Jan. 5 at Staples Center -- Kings 1, Coyotes 0 (OT)

Quick had another Vezina Trophy-caliber performance, outdueling Phoenix goalie Mike Smith for his sixth shutout of the season. Doughty scored a controversial goal in overtime after banking a shot off the skate of Coyotes defenseman Oliver Ekman-Larsson as Johnson stood in the crease. Phoenix coach Dave Tippett and team captain Shane Doan complained vigorously to reporters after the game, saying Johnson had interfered with Smith on Doughty's goal.

Feb. 16 at Staples Center -- Coyotes 1, Kings 0

Tempers flared early as Brown laid out Phoenix defenseman Rostislav Klesla four-and-a-half minutes into the game, leading to a fight with Doan a few minutes later. Klesla ended up missing three weeks with an upper-body injury.

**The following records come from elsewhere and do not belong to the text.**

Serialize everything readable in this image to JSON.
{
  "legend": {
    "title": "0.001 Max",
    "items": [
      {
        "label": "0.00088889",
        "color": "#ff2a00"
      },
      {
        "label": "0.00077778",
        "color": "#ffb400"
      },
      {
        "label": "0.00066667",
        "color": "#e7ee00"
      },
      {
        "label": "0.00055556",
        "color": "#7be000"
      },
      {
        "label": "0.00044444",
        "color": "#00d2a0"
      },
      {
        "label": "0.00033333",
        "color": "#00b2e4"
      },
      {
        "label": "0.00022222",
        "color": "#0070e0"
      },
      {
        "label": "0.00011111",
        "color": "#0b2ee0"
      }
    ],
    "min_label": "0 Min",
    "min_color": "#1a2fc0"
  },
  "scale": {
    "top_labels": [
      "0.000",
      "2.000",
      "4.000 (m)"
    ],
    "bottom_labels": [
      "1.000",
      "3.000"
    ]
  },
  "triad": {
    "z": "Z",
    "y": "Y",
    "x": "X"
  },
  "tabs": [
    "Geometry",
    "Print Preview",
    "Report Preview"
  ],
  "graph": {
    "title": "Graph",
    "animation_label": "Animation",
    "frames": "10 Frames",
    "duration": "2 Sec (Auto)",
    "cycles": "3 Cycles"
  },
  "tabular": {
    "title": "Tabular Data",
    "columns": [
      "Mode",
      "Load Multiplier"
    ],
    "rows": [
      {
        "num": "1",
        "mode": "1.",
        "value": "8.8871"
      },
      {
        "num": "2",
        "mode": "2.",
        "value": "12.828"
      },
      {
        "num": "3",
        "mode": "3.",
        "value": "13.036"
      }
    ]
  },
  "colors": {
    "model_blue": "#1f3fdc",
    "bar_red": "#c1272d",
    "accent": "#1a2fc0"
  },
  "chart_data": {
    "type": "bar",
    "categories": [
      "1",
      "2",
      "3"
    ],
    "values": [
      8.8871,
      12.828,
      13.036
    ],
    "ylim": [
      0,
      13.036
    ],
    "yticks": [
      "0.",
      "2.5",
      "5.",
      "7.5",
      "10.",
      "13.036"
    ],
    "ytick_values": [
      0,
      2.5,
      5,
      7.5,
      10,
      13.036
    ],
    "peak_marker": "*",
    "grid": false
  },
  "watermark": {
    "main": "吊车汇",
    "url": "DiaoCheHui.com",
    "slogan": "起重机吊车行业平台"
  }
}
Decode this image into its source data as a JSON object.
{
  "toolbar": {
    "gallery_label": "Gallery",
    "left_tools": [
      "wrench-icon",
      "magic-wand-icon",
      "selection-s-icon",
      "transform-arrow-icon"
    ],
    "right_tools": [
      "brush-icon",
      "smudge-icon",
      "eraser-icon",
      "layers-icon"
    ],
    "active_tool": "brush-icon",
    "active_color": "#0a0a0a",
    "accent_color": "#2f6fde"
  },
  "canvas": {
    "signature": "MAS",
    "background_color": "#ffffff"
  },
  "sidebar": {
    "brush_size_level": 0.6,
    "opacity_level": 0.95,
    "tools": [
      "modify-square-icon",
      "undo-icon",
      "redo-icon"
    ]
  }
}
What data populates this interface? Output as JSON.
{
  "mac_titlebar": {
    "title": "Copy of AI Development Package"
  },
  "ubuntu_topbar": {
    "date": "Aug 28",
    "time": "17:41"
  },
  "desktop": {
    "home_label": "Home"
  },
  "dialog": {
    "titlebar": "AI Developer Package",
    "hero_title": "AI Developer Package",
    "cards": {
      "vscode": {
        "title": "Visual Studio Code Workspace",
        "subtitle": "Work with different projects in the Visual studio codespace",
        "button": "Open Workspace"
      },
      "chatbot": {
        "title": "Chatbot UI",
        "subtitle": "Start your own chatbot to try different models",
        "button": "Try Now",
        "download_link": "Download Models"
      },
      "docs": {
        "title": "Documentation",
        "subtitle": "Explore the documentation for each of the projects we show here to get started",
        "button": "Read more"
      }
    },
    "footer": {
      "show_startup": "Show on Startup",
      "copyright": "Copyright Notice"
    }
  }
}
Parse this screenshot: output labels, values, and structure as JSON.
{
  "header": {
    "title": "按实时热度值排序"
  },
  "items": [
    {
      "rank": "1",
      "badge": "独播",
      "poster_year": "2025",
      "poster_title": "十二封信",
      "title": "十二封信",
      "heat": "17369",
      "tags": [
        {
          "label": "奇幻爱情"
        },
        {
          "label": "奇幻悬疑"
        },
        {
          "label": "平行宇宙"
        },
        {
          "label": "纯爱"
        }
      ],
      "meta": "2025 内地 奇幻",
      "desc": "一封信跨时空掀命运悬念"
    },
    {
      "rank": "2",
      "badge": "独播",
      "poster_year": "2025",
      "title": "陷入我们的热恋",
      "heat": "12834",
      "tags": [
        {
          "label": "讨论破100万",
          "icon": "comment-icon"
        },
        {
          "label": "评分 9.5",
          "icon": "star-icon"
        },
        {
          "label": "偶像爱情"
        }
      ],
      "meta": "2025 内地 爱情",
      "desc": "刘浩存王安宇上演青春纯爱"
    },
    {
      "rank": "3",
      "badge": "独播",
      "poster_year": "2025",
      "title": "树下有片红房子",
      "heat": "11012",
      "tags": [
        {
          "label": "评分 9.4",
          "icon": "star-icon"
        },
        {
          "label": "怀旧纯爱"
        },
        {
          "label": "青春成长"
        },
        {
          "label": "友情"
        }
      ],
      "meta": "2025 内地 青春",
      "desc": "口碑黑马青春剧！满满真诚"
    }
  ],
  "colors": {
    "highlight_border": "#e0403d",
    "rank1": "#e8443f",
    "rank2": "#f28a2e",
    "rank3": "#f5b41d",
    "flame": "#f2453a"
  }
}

Richards later fought Martin Hanzal, and Colin Fraser completed the fight-filled first period by scrapping with Torres. Radim Vrbata ended up scoring the game’s only goal with four minutes left in the second period. Vrbata had five goals against the Kings this season, the most against any team.

Feb. 21 at Jobing.com Arena -- Coyotes 5, Kings 4 (SO)

In perhaps the lowest stretch of the season for the Kings, they let a two-goal second-period lead slip away and lost for the third straight game. After getting shut out in the previous two losses, the Kings figured they were back on track after scoring three unanswered goals in the opening period. Even when the Coyotes cut the deficit to one, the Kings answered with a goal by Justin Williams with just over eight minutes left in the second period. But the Coyotes got one back on a goal by Doan, and Vrbata tied the score with two-and-a-half minutes left in regulation on his team's third power-play goal of the game, giving Phoenix a chance to win in the shootout.

Playoff fact: The Kings and Coyotes, formerly the Winnipeg Jets, have never met in the postseason.